-- Opening Marker --
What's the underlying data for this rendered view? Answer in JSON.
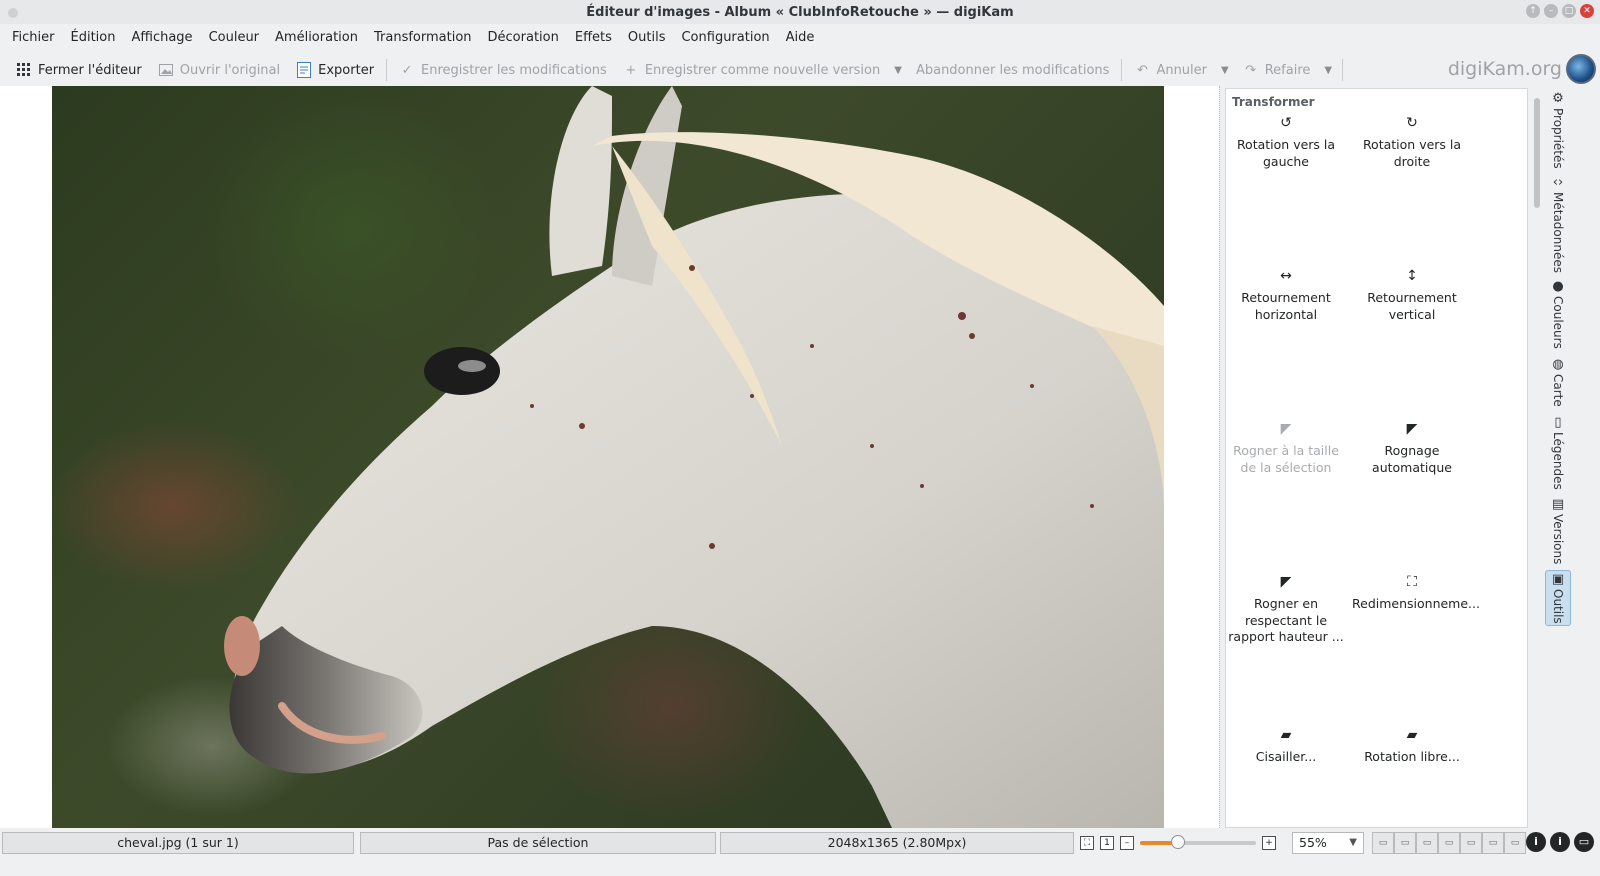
{
  "window": {
    "title": "Éditeur d'images - Album « ClubInfoRetouche » — digiKam"
  },
  "menu": [
    "Fichier",
    "Édition",
    "Affichage",
    "Couleur",
    "Amélioration",
    "Transformation",
    "Décoration",
    "Effets",
    "Outils",
    "Configuration",
    "Aide"
  ],
  "toolbar": {
    "close_editor": "Fermer l'éditeur",
    "open_original": "Ouvrir l'original",
    "export": "Exporter",
    "save_changes": "Enregistrer les modifications",
    "save_new_version": "Enregistrer comme nouvelle version",
    "discard_changes": "Abandonner les modifications",
    "undo": "Annuler",
    "redo": "Refaire"
  },
  "brand": "digiKam.org",
  "panel": {
    "title": "Transformer",
    "tools": [
      {
        "label": "Rotation vers la gauche",
        "icon": "rotate-left-icon",
        "enabled": true
      },
      {
        "label": "Rotation vers la droite",
        "icon": "rotate-right-icon",
        "enabled": true
      },
      {
        "label": "Retournement horizontal",
        "icon": "flip-horizontal-icon",
        "enabled": true
      },
      {
        "label": "Retournement vertical",
        "icon": "flip-vertical-icon",
        "enabled": true
      },
      {
        "label": "Rogner à la taille de la sélection",
        "icon": "crop-icon",
        "enabled": false
      },
      {
        "label": "Rognage automatique",
        "icon": "auto-crop-icon",
        "enabled": true
      },
      {
        "label": "Rogner en respectant le rapport hauteur ...",
        "icon": "ratio-crop-icon",
        "enabled": true
      },
      {
        "label": "Redimensionneme...",
        "icon": "resize-icon",
        "enabled": true
      },
      {
        "label": "Cisailler...",
        "icon": "shear-icon",
        "enabled": true
      },
      {
        "label": "Rotation libre...",
        "icon": "free-rotation-icon",
        "enabled": true
      }
    ]
  },
  "side_tabs": [
    {
      "label": "Propriétés",
      "icon": "gear-icon"
    },
    {
      "label": "Métadonnées",
      "icon": "code-icon"
    },
    {
      "label": "Couleurs",
      "icon": "drop-icon"
    },
    {
      "label": "Carte",
      "icon": "globe-icon"
    },
    {
      "label": "Légendes",
      "icon": "caption-icon"
    },
    {
      "label": "Versions",
      "icon": "versions-icon"
    },
    {
      "label": "Outils",
      "icon": "tools-icon",
      "active": true
    }
  ],
  "status": {
    "file": "cheval.jpg (1 sur 1)",
    "selection": "Pas de sélection",
    "dimensions": "2048x1365 (2.80Mpx)",
    "zoom": "55%",
    "zoom_level": 0.55
  }
}
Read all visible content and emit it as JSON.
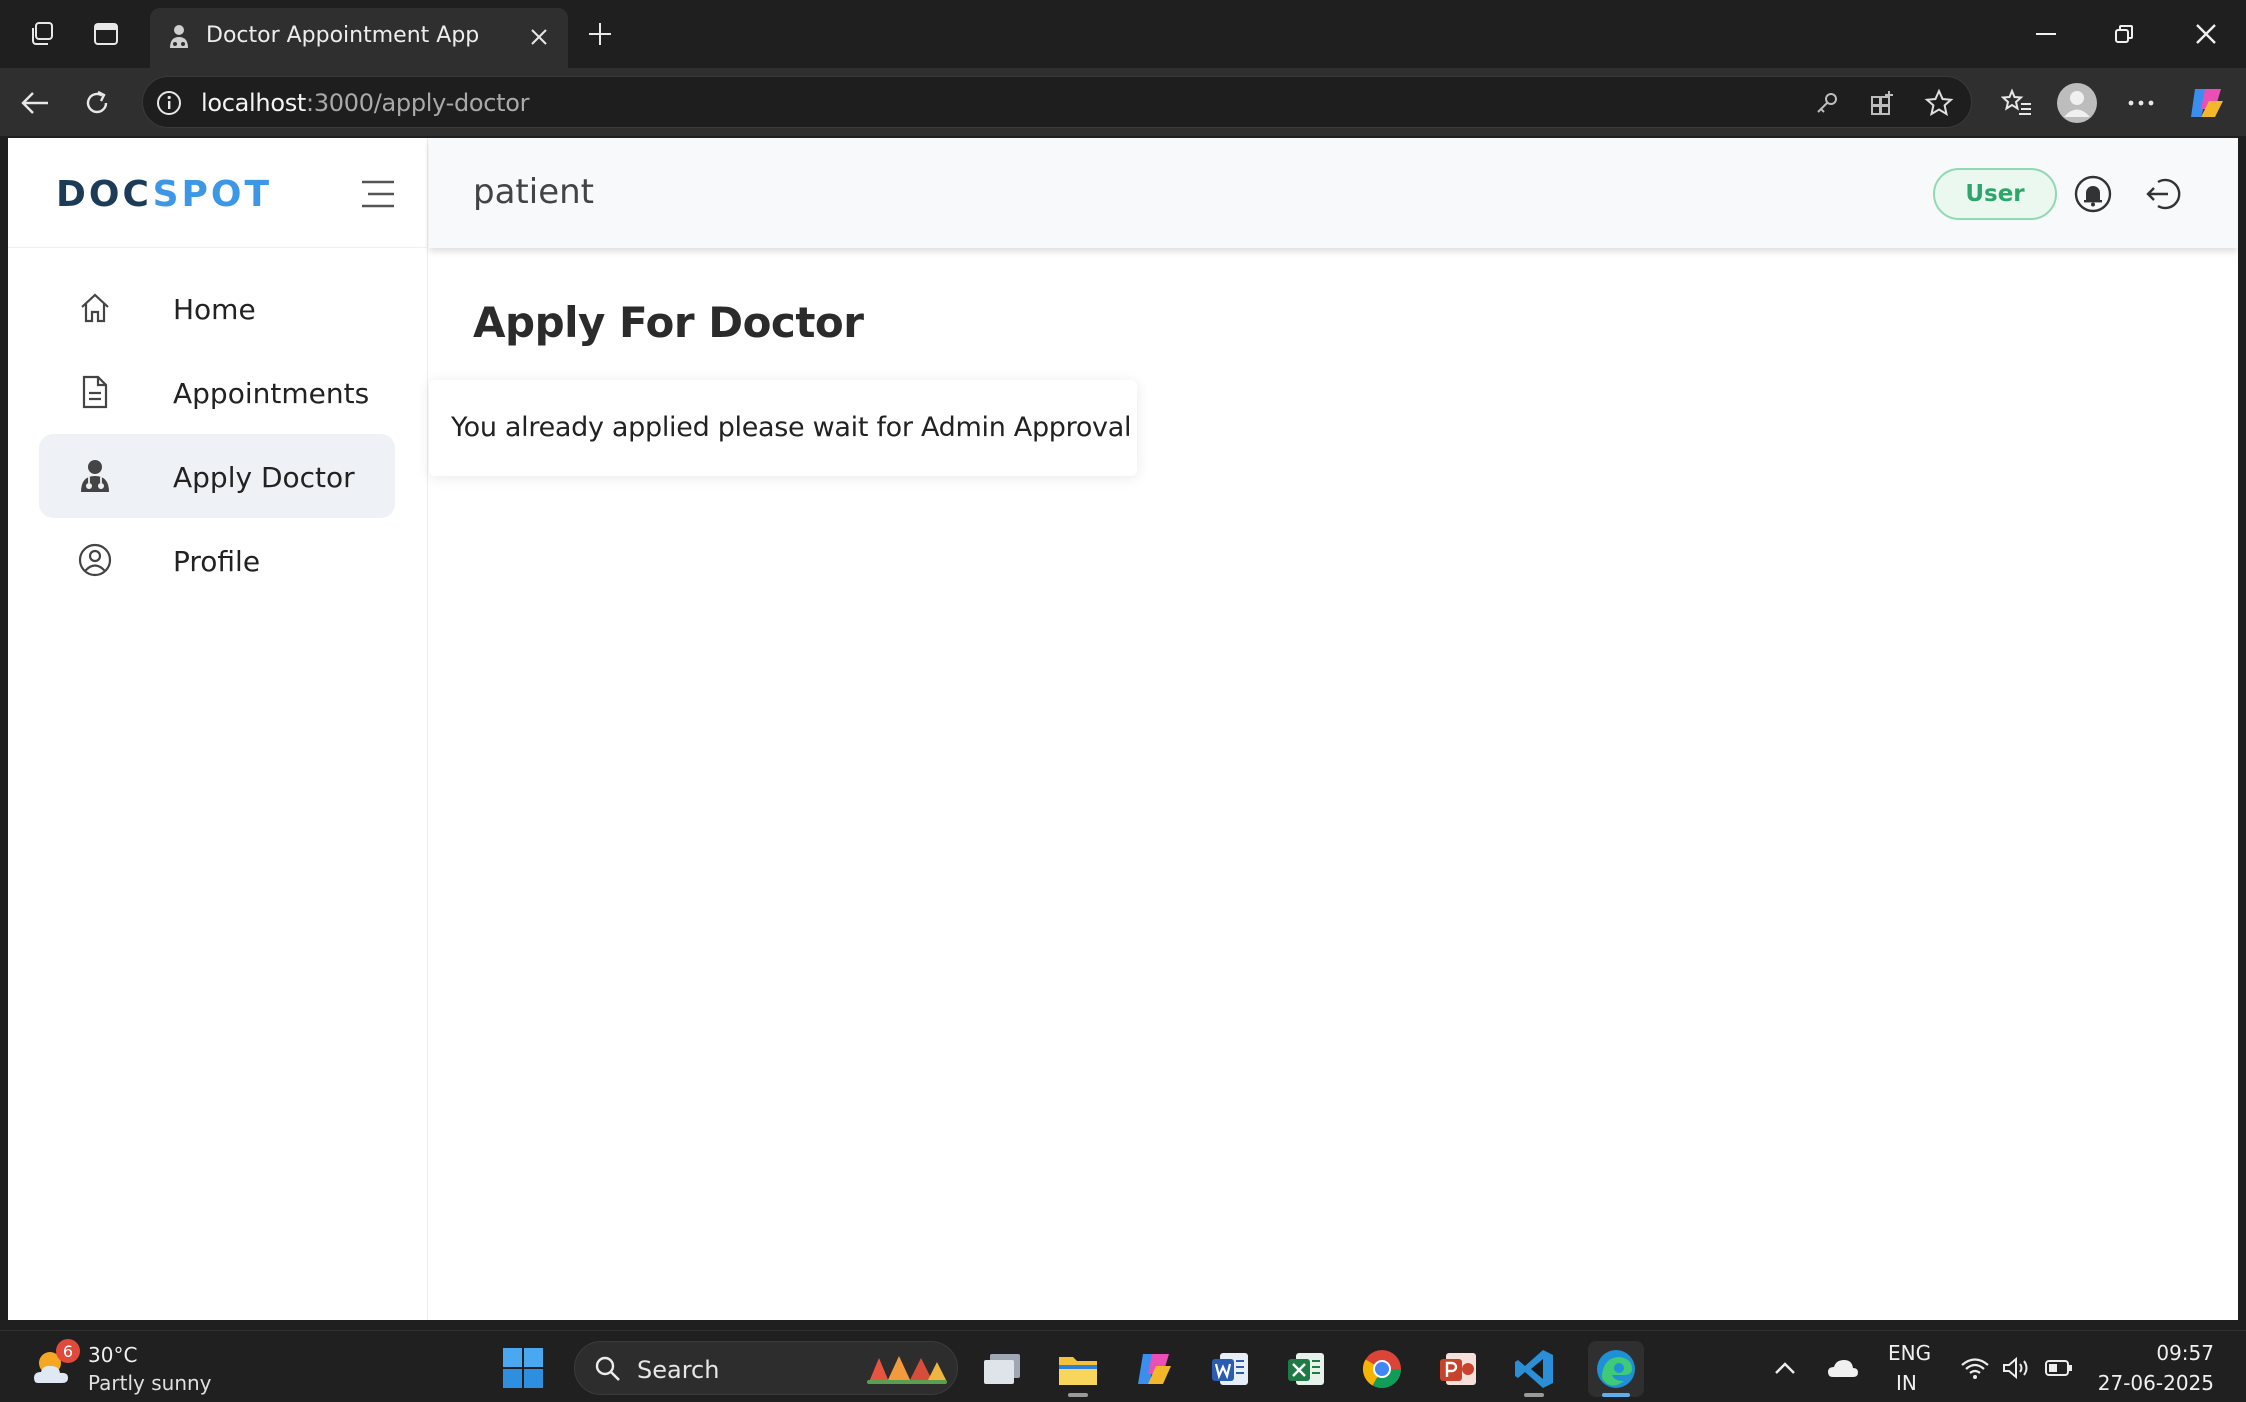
{
  "browser": {
    "tab_title": "Doctor Appointment App",
    "url_host": "localhost",
    "url_path": ":3000/apply-doctor"
  },
  "sidebar": {
    "logo_part1": "DOC",
    "logo_part2": "SPOT",
    "items": [
      {
        "label": "Home",
        "icon": "home-icon",
        "active": false
      },
      {
        "label": "Appointments",
        "icon": "document-icon",
        "active": false
      },
      {
        "label": "Apply Doctor",
        "icon": "doctor-icon",
        "active": true
      },
      {
        "label": "Profile",
        "icon": "user-circle-icon",
        "active": false
      }
    ]
  },
  "header": {
    "title": "patient",
    "role_badge": "User"
  },
  "main": {
    "title": "Apply For Doctor",
    "notice": "You already applied please wait for Admin Approval"
  },
  "taskbar": {
    "weather_badge": "6",
    "weather_temp": "30°C",
    "weather_desc": "Partly sunny",
    "search_label": "Search",
    "lang_line1": "ENG",
    "lang_line2": "IN",
    "time": "09:57",
    "date": "27-06-2025"
  },
  "colors": {
    "logo_dark": "#1c3b57",
    "logo_accent": "#3c97e6",
    "badge_green": "#2ea56b",
    "active_item_bg": "#eef2f7"
  }
}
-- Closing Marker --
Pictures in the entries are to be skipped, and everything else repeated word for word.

What's the underlying data for this rendered view? Answer in JSON.
{
  "window": {
    "title": "Éditeur d'images - Album « ClubInfoRetouche » — digiKam"
  },
  "menu": [
    "Fichier",
    "Édition",
    "Affichage",
    "Couleur",
    "Amélioration",
    "Transformation",
    "Décoration",
    "Effets",
    "Outils",
    "Configuration",
    "Aide"
  ],
  "toolbar": {
    "close_editor": "Fermer l'éditeur",
    "open_original": "Ouvrir l'original",
    "export": "Exporter",
    "save_changes": "Enregistrer les modifications",
    "save_new_version": "Enregistrer comme nouvelle version",
    "discard_changes": "Abandonner les modifications",
    "undo": "Annuler",
    "redo": "Refaire"
  },
  "brand": "digiKam.org",
  "panel": {
    "title": "Transformer",
    "tools": [
      {
        "label": "Rotation vers la gauche",
        "icon": "rotate-left-icon",
        "enabled": true
      },
      {
        "label": "Rotation vers la droite",
        "icon": "rotate-right-icon",
        "enabled": true
      },
      {
        "label": "Retournement horizontal",
        "icon": "flip-horizontal-icon",
        "enabled": true
      },
      {
        "label": "Retournement vertical",
        "icon": "flip-vertical-icon",
        "enabled": true
      },
      {
        "label": "Rogner à la taille de la sélection",
        "icon": "crop-icon",
        "enabled": false
      },
      {
        "label": "Rognage automatique",
        "icon": "auto-crop-icon",
        "enabled": true
      },
      {
        "label": "Rogner en respectant le rapport hauteur ...",
        "icon": "ratio-crop-icon",
        "enabled": true
      },
      {
        "label": "Redimensionneme...",
        "icon": "resize-icon",
        "enabled": true
      },
      {
        "label": "Cisailler...",
        "icon": "shear-icon",
        "enabled": true
      },
      {
        "label": "Rotation libre...",
        "icon": "free-rotation-icon",
        "enabled": true
      }
    ]
  },
  "side_tabs": [
    {
      "label": "Propriétés",
      "icon": "gear-icon"
    },
    {
      "label": "Métadonnées",
      "icon": "code-icon"
    },
    {
      "label": "Couleurs",
      "icon": "drop-icon"
    },
    {
      "label": "Carte",
      "icon": "globe-icon"
    },
    {
      "label": "Légendes",
      "icon": "caption-icon"
    },
    {
      "label": "Versions",
      "icon": "versions-icon"
    },
    {
      "label": "Outils",
      "icon": "tools-icon",
      "active": true
    }
  ],
  "status": {
    "file": "cheval.jpg (1 sur 1)",
    "selection": "Pas de sélection",
    "dimensions": "2048x1365 (2.80Mpx)",
    "zoom": "55%",
    "zoom_level": 0.55
  }
}
Read all visible content and emit it as JSON.
{
  "browser": {
    "tab_title": "Doctor Appointment App",
    "url_host": "localhost",
    "url_path": ":3000/apply-doctor"
  },
  "sidebar": {
    "logo_part1": "DOC",
    "logo_part2": "SPOT",
    "items": [
      {
        "label": "Home",
        "icon": "home-icon",
        "active": false
      },
      {
        "label": "Appointments",
        "icon": "document-icon",
        "active": false
      },
      {
        "label": "Apply Doctor",
        "icon": "doctor-icon",
        "active": true
      },
      {
        "label": "Profile",
        "icon": "user-circle-icon",
        "active": false
      }
    ]
  },
  "header": {
    "title": "patient",
    "role_badge": "User"
  },
  "main": {
    "title": "Apply For Doctor",
    "notice": "You already applied please wait for Admin Approval"
  },
  "taskbar": {
    "weather_badge": "6",
    "weather_temp": "30°C",
    "weather_desc": "Partly sunny",
    "search_label": "Search",
    "lang_line1": "ENG",
    "lang_line2": "IN",
    "time": "09:57",
    "date": "27-06-2025"
  },
  "colors": {
    "logo_dark": "#1c3b57",
    "logo_accent": "#3c97e6",
    "badge_green": "#2ea56b",
    "active_item_bg": "#eef2f7"
  }
}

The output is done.